Data extracted from a collection
[Start of Attachment]

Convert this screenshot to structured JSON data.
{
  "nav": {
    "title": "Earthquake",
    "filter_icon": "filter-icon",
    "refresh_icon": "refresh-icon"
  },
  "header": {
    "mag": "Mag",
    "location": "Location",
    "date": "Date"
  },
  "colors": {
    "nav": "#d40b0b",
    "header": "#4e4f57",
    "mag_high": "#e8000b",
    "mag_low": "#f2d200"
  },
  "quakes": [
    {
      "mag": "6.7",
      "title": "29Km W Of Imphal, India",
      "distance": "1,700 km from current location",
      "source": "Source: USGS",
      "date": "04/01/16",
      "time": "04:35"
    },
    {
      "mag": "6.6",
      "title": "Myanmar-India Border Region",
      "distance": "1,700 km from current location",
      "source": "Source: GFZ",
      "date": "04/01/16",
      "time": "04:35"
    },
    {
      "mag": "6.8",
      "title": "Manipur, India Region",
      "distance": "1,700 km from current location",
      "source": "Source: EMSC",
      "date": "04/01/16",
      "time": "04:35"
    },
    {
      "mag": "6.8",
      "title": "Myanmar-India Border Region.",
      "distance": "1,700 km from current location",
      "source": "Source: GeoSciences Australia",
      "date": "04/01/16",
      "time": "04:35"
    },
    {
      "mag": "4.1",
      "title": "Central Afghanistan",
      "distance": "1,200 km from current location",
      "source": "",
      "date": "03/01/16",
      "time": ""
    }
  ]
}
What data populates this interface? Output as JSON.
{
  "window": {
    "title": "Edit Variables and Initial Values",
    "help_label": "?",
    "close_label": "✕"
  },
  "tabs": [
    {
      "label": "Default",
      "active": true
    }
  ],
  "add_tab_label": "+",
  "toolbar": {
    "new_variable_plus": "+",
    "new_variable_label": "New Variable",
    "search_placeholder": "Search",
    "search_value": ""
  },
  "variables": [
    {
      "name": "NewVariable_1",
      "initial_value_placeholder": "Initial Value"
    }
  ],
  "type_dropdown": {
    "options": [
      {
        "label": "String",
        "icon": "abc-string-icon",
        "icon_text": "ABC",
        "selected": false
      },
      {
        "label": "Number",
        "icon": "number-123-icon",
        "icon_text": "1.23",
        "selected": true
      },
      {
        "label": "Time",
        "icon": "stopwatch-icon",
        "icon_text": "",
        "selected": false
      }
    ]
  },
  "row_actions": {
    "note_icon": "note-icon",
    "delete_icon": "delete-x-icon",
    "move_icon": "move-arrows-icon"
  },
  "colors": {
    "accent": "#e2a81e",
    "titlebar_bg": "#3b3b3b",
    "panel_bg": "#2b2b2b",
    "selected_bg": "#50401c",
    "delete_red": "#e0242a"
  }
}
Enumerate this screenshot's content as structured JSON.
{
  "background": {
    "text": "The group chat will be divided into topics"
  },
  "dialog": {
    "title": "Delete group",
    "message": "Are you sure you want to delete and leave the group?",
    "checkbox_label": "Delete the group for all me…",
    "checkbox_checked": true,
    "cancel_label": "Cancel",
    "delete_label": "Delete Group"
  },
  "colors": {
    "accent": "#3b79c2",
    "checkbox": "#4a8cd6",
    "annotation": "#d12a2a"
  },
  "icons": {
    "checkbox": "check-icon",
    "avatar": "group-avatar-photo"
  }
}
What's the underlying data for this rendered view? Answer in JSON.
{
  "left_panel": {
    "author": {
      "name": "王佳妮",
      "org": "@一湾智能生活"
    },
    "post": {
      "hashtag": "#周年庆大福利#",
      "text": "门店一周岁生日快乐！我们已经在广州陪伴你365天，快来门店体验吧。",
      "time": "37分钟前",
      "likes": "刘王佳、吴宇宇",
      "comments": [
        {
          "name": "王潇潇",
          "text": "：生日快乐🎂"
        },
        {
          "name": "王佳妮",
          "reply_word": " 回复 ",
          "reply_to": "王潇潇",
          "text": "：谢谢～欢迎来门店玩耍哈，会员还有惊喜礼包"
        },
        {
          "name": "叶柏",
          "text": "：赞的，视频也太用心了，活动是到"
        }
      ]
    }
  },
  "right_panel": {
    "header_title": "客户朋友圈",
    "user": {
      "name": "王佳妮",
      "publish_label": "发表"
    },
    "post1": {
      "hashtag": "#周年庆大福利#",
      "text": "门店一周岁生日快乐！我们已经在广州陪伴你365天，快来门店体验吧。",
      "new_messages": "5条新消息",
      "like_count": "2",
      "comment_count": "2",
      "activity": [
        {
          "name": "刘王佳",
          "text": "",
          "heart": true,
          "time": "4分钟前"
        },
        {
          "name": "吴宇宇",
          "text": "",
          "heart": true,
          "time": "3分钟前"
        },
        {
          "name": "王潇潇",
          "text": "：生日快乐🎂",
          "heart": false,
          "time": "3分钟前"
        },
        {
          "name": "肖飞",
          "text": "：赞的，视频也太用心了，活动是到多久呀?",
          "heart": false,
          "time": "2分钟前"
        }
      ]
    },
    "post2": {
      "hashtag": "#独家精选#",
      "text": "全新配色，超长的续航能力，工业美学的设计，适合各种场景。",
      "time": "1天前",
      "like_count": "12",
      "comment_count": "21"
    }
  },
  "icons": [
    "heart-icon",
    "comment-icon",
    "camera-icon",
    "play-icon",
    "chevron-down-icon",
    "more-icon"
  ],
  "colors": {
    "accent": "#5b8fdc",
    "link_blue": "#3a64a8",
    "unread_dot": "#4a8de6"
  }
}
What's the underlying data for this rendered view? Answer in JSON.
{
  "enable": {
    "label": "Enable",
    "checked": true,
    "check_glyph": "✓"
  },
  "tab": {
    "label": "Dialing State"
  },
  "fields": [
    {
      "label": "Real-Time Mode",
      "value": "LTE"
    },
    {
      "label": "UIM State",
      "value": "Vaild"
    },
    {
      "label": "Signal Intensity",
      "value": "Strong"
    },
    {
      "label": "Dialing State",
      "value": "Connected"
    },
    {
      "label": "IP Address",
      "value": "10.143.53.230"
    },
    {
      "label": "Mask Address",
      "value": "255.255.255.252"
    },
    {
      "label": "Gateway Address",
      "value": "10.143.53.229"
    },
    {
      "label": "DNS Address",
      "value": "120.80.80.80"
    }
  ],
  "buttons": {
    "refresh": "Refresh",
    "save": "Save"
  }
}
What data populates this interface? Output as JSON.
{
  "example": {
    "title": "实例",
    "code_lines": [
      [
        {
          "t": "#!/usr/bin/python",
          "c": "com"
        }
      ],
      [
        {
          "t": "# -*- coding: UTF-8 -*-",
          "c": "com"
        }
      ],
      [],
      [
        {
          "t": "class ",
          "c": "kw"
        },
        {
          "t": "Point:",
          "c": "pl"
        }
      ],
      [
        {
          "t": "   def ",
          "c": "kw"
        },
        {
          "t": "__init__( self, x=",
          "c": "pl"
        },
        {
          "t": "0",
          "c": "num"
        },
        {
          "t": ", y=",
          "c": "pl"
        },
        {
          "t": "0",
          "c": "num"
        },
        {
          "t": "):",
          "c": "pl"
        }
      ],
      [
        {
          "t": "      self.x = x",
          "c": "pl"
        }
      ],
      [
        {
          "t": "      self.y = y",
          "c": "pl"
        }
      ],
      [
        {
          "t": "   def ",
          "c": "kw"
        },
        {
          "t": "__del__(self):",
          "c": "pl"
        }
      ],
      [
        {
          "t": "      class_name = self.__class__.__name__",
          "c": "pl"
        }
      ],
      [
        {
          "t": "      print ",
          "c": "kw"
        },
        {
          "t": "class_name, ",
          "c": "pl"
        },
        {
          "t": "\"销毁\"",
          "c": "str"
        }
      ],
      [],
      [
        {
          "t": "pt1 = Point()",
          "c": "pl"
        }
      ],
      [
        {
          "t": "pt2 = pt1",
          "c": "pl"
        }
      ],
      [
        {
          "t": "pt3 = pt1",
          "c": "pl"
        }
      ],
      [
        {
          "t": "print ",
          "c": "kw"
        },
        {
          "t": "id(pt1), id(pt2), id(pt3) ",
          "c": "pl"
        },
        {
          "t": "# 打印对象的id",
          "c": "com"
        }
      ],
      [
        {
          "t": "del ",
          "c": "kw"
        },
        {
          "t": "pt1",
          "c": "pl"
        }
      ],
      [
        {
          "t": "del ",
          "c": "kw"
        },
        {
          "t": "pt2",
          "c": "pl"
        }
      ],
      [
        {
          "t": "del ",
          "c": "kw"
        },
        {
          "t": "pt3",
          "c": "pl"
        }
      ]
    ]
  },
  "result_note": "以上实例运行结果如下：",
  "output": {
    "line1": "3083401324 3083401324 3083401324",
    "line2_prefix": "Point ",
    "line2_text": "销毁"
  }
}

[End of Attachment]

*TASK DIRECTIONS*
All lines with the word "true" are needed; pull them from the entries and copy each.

*ANSWER SECTION*
      "active": true
        "selected": true
    "checkbox_checked": true,
          "heart": true,
          "heart": true,
    "checked": true,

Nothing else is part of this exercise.